'I get to play a character that everybody knows from a certain stage in his life, and take him back 20 years before,' he notes.
'What I really like about Reed is his focus and hyper-intelligence. I think being the smartest person in the room is a great asset. That's a lot of power. But when you're that smart, there are few people who can understand you, and so I just liked playing somebody a little more inside himself.'
After the teleportation accident, when the quartet has discovered their powers - with Reed able to stretch to incredible lengths and morph into other guises, Johnny transformed into a human fireball, and Sue able to render herself invisible and create super-strong force fields - they must harness their new skills and fight a former friend-turned-foe.
For self-confessed 'comic book nerd' Jordan, Fantastic Four was a dream gig. And like Teller, the human side of the tale was a big draw for him.
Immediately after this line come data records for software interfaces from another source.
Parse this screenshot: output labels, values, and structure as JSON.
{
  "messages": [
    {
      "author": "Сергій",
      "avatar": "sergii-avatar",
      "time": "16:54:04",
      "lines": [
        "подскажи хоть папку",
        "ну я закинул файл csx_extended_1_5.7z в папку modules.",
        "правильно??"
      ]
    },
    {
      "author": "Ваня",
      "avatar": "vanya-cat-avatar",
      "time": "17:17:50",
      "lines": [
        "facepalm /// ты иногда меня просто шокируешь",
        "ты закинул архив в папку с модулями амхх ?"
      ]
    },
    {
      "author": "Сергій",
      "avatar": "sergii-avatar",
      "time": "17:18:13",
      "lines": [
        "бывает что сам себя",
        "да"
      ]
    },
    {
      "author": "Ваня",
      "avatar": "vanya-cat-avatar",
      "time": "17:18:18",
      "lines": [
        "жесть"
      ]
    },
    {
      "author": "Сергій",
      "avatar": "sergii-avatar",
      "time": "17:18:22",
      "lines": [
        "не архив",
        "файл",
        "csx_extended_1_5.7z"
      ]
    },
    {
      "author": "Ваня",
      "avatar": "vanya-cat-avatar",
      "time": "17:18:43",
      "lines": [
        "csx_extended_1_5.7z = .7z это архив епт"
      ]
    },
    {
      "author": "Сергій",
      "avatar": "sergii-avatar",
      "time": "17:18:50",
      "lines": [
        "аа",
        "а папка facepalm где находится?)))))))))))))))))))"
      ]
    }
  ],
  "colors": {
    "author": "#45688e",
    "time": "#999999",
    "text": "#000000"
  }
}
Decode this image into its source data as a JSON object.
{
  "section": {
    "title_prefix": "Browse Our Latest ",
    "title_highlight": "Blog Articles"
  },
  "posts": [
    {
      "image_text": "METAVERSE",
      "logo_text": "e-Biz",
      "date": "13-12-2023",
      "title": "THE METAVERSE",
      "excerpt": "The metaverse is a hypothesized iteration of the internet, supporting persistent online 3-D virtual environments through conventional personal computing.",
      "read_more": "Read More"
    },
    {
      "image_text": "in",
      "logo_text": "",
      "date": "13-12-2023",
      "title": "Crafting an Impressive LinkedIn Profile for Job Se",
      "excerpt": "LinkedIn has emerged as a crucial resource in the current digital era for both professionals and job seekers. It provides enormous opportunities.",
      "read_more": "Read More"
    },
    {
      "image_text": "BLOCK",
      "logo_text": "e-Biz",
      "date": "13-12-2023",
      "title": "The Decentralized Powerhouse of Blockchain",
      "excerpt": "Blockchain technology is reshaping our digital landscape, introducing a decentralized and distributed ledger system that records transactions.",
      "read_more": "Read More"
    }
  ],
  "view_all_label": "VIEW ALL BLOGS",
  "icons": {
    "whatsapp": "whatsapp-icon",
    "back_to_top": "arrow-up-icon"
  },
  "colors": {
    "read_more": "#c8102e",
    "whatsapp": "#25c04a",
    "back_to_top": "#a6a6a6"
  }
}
'It's just so relatable; you care about the characters,' says Jordan, who is also 28. 'For me, Johnny Storm is The One. He's charismatic and very passionate about life. He's optimistic and wants to be taken very seriously, but he has a light-hearted nature about him, so there's a balance.'
While Johnny Storm adapts to his new status as a 'human torch' quickly, his hyper-intelligent sister Sue, like Ben, struggles to come to terms with her new powers.
'Obtaining them feels as if she has lost a limb,' explains 32-year-old Mara, sister of The Girl With The Dragon Tattoo star, Rooney.
'Josh [Trank, Fantastic Four's director] wanted it to be clear that what Sue can do with her powers does not come easily. It's exhausting, mentally and physically. It's as if to go invisible or use her force field would feel like running a marathon, or holding my breath for an inhuman amount of time.
'Sue doesn't feel normal and just wants things to go back to the way they were,' she adds. 'Having powers she can't control is terrifying at first, and completely isolating.'
Despite this emphasis on realistic, relatable, complex characters, there are plenty of special effects and stunts to keep cinemagoers on their toes too.
For his role as flying fireball Johnny, Jordan was required to wear an interactive fire-light suit, fitted with hundreds of pulsating yellow and orange lights (with CGI finishing touches added later).
Bell, meanwhile, donned special stunt stilts, to add an extra foot of height to Ben.
'I didn't know they were going to ask me to do that,' he admits, laughing. 'But it was fun, it really was. I think it hopefully helped these guys [Bell's co-stars] imagine somewhat what it would be like to be with Ben.'
Bell's dance background also helped him convey Ben's new-found height and bulk, but he confesses that the stilt work wasn't rocket science.
'I would like to say it took hours and hours and hours of work, and it was really complicated and really added to my craft and made me a better actor,' he says with a smile.
'But the truth is, any layman could really get on them and waltz within an hour.'
? Fantastic Four is out today